Tonnages, number of ships, ownership by country and foreign flags are laid out in detail. Every ship-owning country is classified by type of vessel and, crucially, the number owned by the country and through foreign flags.
The 200-page document analyses each type of trade and its prospects. Separate sections deal with freight rates, ports (operations and investment), newbuildings, shipbreaking and legal and regulatory trends.
The most debatable and subjective analysis is the Liner Shipping Connectivity Index, which marries ease of trade lanes, ownership of vessels, regulations and connections with the rest of the world. Sourced from two commercial publications, Lloyds List Intelligence and Containerisation International, this puts China at the top with 157 (base year was 2004 and China seems to have been the base point reference of 100 that year), while the US scores 92, the UK 87 and Canada 37.
Reliance on commercial and general news outlets is the biggest weakness of the review. Information that is readily available from government and regional authorities is instead taken from non-specialist sources. (The suspicion that is hard to deny is that the chief researchers for the review decided what topics they wanted to cover and turned the work over to juniors, who sat back and trawled the web). One of the most ludicrous examples is the APM Terminals offer to take over Virginia’s terminals earlier this year. The review notes that the Carlyle group withdrew its counter-bid, citing a local newspaper as the source. Equaling this is a news website in the Cayman Islands as the source for information on a project in Ghana!

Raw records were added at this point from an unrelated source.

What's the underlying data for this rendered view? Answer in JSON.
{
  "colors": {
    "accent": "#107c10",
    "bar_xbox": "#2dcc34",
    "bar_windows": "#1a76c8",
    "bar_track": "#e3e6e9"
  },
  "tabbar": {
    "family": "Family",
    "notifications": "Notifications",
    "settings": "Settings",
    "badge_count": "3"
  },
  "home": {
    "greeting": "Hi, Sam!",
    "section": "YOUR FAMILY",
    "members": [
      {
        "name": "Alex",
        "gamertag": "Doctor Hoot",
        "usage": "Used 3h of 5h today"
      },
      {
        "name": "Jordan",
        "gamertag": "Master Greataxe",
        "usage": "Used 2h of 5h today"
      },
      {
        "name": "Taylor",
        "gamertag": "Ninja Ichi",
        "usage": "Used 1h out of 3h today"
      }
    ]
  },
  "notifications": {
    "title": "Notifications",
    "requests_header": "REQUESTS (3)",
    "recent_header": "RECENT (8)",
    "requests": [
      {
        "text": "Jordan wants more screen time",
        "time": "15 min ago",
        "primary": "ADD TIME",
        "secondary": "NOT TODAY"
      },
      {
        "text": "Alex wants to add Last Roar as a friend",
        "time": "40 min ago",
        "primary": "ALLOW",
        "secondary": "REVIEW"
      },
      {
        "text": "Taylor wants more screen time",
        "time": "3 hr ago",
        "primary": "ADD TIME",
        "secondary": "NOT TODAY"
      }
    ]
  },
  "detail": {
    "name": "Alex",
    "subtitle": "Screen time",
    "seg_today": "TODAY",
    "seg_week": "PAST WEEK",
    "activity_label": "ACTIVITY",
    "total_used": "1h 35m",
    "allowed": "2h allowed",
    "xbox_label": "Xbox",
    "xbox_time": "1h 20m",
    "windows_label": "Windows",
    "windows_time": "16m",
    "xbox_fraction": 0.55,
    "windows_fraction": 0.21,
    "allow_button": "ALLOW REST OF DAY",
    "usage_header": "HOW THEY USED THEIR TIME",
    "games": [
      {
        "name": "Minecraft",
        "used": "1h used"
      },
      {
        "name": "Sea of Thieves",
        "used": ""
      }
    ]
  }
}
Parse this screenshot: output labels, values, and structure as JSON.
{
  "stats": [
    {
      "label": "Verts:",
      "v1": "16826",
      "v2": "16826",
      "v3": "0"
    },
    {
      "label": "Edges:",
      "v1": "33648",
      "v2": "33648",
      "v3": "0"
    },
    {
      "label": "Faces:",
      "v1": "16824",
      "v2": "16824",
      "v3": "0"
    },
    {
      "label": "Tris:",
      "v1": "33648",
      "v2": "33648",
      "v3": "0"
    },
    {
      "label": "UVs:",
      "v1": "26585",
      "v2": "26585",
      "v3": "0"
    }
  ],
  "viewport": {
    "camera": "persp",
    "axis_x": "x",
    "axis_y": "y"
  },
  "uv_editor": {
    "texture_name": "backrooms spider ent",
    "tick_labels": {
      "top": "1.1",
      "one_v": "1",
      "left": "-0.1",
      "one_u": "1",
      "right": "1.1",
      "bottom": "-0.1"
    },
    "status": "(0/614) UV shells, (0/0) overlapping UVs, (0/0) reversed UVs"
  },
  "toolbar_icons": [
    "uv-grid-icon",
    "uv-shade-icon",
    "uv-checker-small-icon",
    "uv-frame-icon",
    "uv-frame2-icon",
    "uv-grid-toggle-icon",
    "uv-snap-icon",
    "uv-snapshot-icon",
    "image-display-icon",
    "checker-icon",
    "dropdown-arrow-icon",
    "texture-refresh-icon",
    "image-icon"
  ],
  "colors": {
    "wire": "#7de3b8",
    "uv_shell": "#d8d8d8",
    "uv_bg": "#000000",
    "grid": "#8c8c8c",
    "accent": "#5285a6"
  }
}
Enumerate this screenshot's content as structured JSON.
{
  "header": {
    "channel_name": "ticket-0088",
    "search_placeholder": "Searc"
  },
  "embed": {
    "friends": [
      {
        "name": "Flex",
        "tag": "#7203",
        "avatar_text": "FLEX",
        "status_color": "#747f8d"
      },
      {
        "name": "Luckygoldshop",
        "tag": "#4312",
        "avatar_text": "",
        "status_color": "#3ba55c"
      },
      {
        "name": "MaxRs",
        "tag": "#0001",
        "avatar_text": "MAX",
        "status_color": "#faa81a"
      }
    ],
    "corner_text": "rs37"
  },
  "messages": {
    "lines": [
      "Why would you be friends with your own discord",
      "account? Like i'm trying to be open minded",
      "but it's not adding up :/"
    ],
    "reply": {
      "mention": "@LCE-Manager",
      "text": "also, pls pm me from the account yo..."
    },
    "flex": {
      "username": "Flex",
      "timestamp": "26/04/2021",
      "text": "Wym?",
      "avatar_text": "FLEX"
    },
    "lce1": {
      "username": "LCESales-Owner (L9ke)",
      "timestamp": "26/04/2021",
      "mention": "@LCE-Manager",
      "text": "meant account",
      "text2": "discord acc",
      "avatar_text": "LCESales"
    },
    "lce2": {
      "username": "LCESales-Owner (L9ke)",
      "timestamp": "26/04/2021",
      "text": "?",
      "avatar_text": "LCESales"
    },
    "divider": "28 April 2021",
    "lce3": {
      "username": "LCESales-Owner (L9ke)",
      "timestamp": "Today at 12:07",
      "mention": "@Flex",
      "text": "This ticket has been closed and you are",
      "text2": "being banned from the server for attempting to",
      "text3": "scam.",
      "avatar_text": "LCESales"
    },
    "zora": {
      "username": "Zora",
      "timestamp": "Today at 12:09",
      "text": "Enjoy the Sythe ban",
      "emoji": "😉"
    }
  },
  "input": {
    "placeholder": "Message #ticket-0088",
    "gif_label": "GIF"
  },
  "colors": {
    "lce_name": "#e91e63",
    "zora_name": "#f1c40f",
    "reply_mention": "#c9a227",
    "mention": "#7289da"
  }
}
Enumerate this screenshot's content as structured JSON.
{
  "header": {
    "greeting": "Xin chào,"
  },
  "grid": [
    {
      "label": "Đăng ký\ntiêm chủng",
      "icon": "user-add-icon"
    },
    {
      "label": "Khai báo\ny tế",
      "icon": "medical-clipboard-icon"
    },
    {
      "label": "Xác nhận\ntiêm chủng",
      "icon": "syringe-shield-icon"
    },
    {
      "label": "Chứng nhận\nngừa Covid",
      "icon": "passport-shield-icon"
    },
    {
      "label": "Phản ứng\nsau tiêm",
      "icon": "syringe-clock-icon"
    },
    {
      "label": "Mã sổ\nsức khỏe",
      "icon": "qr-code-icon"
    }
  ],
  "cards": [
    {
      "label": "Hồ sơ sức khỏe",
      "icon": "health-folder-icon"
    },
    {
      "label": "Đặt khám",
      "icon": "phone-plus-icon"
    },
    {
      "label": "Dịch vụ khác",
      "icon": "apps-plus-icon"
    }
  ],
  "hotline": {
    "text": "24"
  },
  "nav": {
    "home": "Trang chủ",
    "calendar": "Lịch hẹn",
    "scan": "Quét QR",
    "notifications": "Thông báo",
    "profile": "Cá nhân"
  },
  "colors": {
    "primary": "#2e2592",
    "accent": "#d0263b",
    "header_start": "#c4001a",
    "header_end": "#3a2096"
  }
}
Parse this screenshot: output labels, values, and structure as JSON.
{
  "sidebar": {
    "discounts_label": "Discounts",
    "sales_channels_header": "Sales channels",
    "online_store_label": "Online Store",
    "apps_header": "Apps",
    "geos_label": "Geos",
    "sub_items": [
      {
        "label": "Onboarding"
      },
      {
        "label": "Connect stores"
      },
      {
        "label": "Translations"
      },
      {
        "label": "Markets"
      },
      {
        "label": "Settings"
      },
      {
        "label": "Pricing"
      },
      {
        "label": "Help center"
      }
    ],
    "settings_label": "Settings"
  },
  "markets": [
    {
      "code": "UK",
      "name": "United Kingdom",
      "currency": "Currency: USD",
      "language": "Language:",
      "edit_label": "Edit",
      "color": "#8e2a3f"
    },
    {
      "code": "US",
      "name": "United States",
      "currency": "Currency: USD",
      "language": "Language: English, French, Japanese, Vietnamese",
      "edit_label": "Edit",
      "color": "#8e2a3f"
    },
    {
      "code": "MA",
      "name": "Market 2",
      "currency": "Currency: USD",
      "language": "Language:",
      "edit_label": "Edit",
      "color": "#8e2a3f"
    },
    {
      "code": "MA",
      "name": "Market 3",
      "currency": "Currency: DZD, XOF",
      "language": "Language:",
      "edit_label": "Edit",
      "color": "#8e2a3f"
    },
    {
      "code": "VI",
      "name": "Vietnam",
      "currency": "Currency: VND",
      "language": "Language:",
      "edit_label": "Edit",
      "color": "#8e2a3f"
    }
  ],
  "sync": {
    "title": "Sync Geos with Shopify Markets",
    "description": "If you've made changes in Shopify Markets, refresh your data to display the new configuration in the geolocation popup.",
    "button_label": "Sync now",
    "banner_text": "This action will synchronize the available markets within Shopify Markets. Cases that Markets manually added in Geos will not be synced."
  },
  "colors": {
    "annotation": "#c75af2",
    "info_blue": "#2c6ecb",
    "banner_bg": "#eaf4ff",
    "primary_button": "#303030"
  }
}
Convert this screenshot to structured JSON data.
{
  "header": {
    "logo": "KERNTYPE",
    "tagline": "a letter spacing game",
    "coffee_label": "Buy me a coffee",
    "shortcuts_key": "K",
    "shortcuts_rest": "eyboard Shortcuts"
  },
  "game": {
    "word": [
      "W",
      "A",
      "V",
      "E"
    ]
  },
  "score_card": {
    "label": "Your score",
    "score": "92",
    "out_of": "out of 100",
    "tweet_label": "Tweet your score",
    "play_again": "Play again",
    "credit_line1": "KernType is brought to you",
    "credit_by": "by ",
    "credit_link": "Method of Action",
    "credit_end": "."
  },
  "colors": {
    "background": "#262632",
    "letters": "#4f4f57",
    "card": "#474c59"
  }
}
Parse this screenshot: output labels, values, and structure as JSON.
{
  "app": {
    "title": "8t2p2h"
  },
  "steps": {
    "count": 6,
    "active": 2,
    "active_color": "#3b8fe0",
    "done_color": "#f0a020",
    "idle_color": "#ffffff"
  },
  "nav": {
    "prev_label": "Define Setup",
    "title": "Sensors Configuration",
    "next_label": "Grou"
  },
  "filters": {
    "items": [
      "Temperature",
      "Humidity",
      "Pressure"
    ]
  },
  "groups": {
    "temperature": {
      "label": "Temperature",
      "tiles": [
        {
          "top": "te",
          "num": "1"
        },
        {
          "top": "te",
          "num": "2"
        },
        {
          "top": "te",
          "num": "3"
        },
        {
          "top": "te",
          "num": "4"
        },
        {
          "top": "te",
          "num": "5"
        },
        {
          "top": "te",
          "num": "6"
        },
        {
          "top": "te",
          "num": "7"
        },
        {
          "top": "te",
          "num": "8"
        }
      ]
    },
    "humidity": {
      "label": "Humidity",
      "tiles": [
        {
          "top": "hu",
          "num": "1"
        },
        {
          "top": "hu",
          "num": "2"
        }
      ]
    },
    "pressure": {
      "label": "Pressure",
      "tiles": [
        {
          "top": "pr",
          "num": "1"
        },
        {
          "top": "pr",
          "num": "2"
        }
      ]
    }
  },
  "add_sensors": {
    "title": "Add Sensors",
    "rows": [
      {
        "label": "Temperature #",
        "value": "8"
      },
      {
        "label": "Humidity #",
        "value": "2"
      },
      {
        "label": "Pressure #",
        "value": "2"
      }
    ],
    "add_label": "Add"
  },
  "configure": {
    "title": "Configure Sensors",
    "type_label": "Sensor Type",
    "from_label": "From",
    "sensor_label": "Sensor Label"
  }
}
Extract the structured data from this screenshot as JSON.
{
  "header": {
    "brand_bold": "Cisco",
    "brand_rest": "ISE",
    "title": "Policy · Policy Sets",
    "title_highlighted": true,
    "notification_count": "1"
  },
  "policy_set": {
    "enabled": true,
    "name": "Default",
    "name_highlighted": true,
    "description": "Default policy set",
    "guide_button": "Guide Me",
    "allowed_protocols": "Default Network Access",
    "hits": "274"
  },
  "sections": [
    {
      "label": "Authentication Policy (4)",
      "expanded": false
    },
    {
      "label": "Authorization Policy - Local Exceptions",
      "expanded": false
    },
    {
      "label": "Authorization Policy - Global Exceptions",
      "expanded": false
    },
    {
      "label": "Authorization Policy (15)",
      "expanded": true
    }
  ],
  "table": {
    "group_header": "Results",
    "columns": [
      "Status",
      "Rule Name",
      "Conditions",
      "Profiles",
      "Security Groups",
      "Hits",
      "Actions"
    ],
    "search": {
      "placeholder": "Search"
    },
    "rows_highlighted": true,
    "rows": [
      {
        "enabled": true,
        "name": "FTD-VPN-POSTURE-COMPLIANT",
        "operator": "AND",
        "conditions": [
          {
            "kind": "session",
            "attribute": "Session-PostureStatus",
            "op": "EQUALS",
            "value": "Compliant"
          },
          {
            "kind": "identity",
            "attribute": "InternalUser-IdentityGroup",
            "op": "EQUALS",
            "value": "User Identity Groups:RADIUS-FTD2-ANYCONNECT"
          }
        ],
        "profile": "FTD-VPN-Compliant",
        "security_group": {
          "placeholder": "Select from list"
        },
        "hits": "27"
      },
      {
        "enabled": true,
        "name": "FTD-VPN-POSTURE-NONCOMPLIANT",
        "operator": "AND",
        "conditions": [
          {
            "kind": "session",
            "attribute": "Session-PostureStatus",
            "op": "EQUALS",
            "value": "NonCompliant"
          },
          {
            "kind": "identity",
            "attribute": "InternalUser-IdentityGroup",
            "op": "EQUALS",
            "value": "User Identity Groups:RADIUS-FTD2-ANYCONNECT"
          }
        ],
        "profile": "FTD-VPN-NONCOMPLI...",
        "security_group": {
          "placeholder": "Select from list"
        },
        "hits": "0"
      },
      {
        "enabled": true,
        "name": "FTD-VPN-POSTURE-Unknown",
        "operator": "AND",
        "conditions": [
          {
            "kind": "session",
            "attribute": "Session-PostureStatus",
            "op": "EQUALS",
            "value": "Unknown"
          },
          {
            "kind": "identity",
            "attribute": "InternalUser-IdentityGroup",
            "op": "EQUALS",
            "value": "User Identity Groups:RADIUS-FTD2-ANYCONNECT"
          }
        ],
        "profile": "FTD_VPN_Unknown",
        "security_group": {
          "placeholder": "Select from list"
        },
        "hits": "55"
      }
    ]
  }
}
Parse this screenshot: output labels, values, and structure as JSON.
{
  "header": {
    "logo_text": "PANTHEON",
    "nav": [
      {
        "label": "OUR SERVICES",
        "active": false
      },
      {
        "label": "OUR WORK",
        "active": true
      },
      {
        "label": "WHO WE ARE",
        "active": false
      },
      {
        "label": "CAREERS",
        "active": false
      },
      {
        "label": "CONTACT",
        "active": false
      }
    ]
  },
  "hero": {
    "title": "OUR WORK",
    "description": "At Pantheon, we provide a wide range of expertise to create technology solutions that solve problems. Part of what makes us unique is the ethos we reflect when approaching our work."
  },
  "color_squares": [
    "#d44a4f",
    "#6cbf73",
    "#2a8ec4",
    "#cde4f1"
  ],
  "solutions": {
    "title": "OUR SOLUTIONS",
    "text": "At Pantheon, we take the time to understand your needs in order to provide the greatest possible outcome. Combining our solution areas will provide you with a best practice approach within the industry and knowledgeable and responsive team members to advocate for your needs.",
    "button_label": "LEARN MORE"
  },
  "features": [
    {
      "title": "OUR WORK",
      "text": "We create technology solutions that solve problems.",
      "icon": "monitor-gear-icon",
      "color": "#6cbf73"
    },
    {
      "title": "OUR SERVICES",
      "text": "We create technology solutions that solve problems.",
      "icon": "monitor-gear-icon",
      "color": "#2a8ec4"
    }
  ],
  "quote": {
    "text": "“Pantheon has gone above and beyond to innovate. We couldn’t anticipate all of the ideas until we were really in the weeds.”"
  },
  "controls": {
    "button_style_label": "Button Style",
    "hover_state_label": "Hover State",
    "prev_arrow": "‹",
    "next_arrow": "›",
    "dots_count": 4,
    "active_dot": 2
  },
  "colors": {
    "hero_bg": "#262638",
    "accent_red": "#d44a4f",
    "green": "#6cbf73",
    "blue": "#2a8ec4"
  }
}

One section that has serious in-house analysis is on legal (including international conventions), regulatory and environmental control issues. This is essential reading for denizens of those worlds.